→ **To do**
In your answer, print every record exactly as it is written.

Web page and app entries
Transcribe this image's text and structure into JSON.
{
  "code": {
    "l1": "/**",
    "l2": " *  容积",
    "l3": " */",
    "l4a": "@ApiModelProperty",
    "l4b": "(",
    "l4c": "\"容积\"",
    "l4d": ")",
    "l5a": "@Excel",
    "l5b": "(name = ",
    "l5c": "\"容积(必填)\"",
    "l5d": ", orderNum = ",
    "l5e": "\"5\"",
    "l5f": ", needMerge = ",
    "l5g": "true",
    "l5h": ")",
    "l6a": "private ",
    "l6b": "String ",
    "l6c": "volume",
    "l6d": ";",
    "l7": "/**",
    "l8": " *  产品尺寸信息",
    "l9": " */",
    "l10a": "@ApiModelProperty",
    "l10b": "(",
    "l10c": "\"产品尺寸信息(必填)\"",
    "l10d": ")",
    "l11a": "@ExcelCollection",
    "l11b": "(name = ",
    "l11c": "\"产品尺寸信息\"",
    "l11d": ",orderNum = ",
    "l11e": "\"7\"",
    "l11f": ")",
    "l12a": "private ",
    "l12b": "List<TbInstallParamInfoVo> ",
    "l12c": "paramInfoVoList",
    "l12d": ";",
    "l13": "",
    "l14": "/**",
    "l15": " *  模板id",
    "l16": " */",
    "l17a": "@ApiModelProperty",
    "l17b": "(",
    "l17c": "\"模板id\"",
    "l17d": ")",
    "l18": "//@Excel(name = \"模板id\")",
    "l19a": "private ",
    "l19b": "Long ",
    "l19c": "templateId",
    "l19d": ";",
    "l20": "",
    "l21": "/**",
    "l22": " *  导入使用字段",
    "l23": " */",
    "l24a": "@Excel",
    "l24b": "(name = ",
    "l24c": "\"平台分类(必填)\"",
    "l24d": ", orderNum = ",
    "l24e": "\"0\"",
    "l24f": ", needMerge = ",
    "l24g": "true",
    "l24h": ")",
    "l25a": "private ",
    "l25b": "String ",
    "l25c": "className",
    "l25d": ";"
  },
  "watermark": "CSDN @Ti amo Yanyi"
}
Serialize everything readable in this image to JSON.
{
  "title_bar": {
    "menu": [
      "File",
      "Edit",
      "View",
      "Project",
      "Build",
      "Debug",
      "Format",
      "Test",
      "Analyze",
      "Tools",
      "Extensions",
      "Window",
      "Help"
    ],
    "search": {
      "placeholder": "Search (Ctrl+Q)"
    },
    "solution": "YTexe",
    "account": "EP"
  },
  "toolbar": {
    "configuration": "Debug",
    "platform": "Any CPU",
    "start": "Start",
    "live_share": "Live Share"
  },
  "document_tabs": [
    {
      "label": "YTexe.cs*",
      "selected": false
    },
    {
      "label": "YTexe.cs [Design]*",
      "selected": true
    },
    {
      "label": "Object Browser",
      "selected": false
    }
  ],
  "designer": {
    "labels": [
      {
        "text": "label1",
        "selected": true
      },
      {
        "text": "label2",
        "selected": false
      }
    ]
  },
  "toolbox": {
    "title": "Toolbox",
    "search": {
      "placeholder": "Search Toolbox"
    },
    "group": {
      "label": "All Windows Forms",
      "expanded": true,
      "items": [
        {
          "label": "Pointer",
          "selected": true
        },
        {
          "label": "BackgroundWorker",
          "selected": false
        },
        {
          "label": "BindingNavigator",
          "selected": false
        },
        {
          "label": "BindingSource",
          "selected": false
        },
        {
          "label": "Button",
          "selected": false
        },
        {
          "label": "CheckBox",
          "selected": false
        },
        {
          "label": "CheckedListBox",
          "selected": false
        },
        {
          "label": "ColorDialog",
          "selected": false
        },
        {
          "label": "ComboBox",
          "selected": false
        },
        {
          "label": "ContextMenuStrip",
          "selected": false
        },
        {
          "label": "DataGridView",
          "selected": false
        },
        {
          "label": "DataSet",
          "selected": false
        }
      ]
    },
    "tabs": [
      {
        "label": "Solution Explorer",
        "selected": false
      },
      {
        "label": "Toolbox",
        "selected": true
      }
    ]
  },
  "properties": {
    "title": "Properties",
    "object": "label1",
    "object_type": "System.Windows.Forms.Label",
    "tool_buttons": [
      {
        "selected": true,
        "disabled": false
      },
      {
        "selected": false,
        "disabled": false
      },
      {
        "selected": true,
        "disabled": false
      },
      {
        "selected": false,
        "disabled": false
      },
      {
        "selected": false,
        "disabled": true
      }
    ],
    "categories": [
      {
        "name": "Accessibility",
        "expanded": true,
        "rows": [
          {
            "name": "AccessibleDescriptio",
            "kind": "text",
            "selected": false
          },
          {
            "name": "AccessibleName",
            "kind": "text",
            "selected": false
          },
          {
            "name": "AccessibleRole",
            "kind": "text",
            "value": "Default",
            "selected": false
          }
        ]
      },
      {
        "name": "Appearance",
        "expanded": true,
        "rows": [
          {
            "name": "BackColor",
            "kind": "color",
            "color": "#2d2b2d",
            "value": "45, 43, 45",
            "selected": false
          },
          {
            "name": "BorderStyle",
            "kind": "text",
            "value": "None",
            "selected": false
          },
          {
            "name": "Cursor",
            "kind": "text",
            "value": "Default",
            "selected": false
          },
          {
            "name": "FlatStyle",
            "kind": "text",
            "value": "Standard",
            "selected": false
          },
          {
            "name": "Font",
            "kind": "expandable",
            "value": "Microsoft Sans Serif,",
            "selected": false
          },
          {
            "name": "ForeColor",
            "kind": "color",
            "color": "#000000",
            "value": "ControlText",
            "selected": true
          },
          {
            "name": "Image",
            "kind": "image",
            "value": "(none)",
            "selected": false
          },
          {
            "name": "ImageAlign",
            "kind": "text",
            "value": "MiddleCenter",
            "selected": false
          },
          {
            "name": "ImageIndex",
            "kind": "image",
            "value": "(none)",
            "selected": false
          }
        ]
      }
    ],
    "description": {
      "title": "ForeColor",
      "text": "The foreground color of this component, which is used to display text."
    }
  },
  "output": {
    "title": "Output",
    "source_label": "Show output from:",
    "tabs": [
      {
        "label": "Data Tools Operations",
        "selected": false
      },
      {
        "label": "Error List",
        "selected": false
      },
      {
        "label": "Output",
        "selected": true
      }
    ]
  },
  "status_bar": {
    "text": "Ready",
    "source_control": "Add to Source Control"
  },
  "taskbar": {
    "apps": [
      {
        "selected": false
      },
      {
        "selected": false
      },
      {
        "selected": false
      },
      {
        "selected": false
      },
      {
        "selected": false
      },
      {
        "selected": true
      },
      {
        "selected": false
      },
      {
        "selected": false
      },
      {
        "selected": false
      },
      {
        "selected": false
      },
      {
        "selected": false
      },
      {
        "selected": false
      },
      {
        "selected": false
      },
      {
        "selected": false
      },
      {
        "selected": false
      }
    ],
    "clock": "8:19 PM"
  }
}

→ **Solution to this problem**
Transcribe this image's text and structure into JSON.
{
  "code": {
    "l1": "/**",
    "l2": " *  容积",
    "l3": " */",
    "l4a": "@ApiModelProperty",
    "l4b": "(",
    "l4c": "\"容积\"",
    "l4d": ")",
    "l5a": "@Excel",
    "l5b": "(name = ",
    "l5c": "\"容积(必填)\"",
    "l5d": ", orderNum = ",
    "l5e": "\"5\"",
    "l5f": ", needMerge = ",
    "l5g": "true",
    "l5h": ")",
    "l6a": "private ",
    "l6b": "String ",
    "l6c": "volume",
    "l6d": ";",
    "l7": "/**",
    "l8": " *  产品尺寸信息",
    "l9": " */",
    "l10a": "@ApiModelProperty",
    "l10b": "(",
    "l10c": "\"产品尺寸信息(必填)\"",
    "l10d": ")",
    "l11a": "@ExcelCollection",
    "l11b": "(name = ",
    "l11c": "\"产品尺寸信息\"",
    "l11d": ",orderNum = ",
    "l11e": "\"7\"",
    "l11f": ")",
    "l12a": "private ",
    "l12b": "List<TbInstallParamInfoVo> ",
    "l12c": "paramInfoVoList",
    "l12d": ";",
    "l13": "",
    "l14": "/**",
    "l15": " *  模板id",
    "l16": " */",
    "l17a": "@ApiModelProperty",
    "l17b": "(",
    "l17c": "\"模板id\"",
    "l17d": ")",
    "l18": "//@Excel(name = \"模板id\")",
    "l19a": "private ",
    "l19b": "Long ",
    "l19c": "templateId",
    "l19d": ";",
    "l20": "",
    "l21": "/**",
    "l22": " *  导入使用字段",
    "l23": " */",
    "l24a": "@Excel",
    "l24b": "(name = ",
    "l24c": "\"平台分类(必填)\"",
    "l24d": ", orderNum = ",
    "l24e": "\"0\"",
    "l24f": ", needMerge = ",
    "l24g": "true",
    "l24h": ")",
    "l25a": "private ",
    "l25b": "String ",
    "l25c": "className",
    "l25d": ";"
  },
  "watermark": "CSDN @Ti amo Yanyi"
}
Serialize everything readable in this image to JSON.
{
  "title_bar": {
    "menu": [
      "File",
      "Edit",
      "View",
      "Project",
      "Build",
      "Debug",
      "Format",
      "Test",
      "Analyze",
      "Tools",
      "Extensions",
      "Window",
      "Help"
    ],
    "search": {
      "placeholder": "Search (Ctrl+Q)"
    },
    "solution": "YTexe",
    "account": "EP"
  },
  "toolbar": {
    "configuration": "Debug",
    "platform": "Any CPU",
    "start": "Start",
    "live_share": "Live Share"
  },
  "document_tabs": [
    {
      "label": "YTexe.cs*",
      "selected": false
    },
    {
      "label": "YTexe.cs [Design]*",
      "selected": true
    },
    {
      "label": "Object Browser",
      "selected": false
    }
  ],
  "designer": {
    "labels": [
      {
        "text": "label1",
        "selected": true
      },
      {
        "text": "label2",
        "selected": false
      }
    ]
  },
  "toolbox": {
    "title": "Toolbox",
    "search": {
      "placeholder": "Search Toolbox"
    },
    "group": {
      "label": "All Windows Forms",
      "expanded": true,
      "items": [
        {
          "label": "Pointer",
          "selected": true
        },
        {
          "label": "BackgroundWorker",
          "selected": false
        },
        {
          "label": "BindingNavigator",
          "selected": false
        },
        {
          "label": "BindingSource",
          "selected": false
        },
        {
          "label": "Button",
          "selected": false
        },
        {
          "label": "CheckBox",
          "selected": false
        },
        {
          "label": "CheckedListBox",
          "selected": false
        },
        {
          "label": "ColorDialog",
          "selected": false
        },
        {
          "label": "ComboBox",
          "selected": false
        },
        {
          "label": "ContextMenuStrip",
          "selected": false
        },
        {
          "label": "DataGridView",
          "selected": false
        },
        {
          "label": "DataSet",
          "selected": false
        }
      ]
    },
    "tabs": [
      {
        "label": "Solution Explorer",
        "selected": false
      },
      {
        "label": "Toolbox",
        "selected": true
      }
    ]
  },
  "properties": {
    "title": "Properties",
    "object": "label1",
    "object_type": "System.Windows.Forms.Label",
    "tool_buttons": [
      {
        "selected": true,
        "disabled": false
      },
      {
        "selected": false,
        "disabled": false
      },
      {
        "selected": true,
        "disabled": false
      },
      {
        "selected": false,
        "disabled": false
      },
      {
        "selected": false,
        "disabled": true
      }
    ],
    "categories": [
      {
        "name": "Accessibility",
        "expanded": true,
        "rows": [
          {
            "name": "AccessibleDescriptio",
            "kind": "text",
            "selected": false
          },
          {
            "name": "AccessibleName",
            "kind": "text",
            "selected": false
          },
          {
            "name": "AccessibleRole",
            "kind": "text",
            "value": "Default",
            "selected": false
          }
        ]
      },
      {
        "name": "Appearance",
        "expanded": true,
        "rows": [
          {
            "name": "BackColor",
            "kind": "color",
            "color": "#2d2b2d",
            "value": "45, 43, 45",
            "selected": false
          },
          {
            "name": "BorderStyle",
            "kind": "text",
            "value": "None",
            "selected": false
          },
          {
            "name": "Cursor",
            "kind": "text",
            "value": "Default",
            "selected": false
          },
          {
            "name": "FlatStyle",
            "kind": "text",
            "value": "Standard",
            "selected": false
          },
          {
            "name": "Font",
            "kind": "expandable",
            "value": "Microsoft Sans Serif,",
            "selected": false
          },
          {
            "name": "ForeColor",
            "kind": "color",
            "color": "#000000",
            "value": "ControlText",
            "selected": true
          },
          {
            "name": "Image",
            "kind": "image",
            "value": "(none)",
            "selected": false
          },
          {
            "name": "ImageAlign",
            "kind": "text",
            "value": "MiddleCenter",
            "selected": false
          },
          {
            "name": "ImageIndex",
            "kind": "image",
            "value": "(none)",
            "selected": false
          }
        ]
      }
    ],
    "description": {
      "title": "ForeColor",
      "text": "The foreground color of this component, which is used to display text."
    }
  },
  "output": {
    "title": "Output",
    "source_label": "Show output from:",
    "tabs": [
      {
        "label": "Data Tools Operations",
        "selected": false
      },
      {
        "label": "Error List",
        "selected": false
      },
      {
        "label": "Output",
        "selected": true
      }
    ]
  },
  "status_bar": {
    "text": "Ready",
    "source_control": "Add to Source Control"
  },
  "taskbar": {
    "apps": [
      {
        "selected": false
      },
      {
        "selected": false
      },
      {
        "selected": false
      },
      {
        "selected": false
      },
      {
        "selected": false
      },
      {
        "selected": true
      },
      {
        "selected": false
      },
      {
        "selected": false
      },
      {
        "selected": false
      },
      {
        "selected": false
      },
      {
        "selected": false
      },
      {
        "selected": false
      },
      {
        "selected": false
      },
      {
        "selected": false
      },
      {
        "selected": false
      }
    ],
    "clock": "8:19 PM"
  }
}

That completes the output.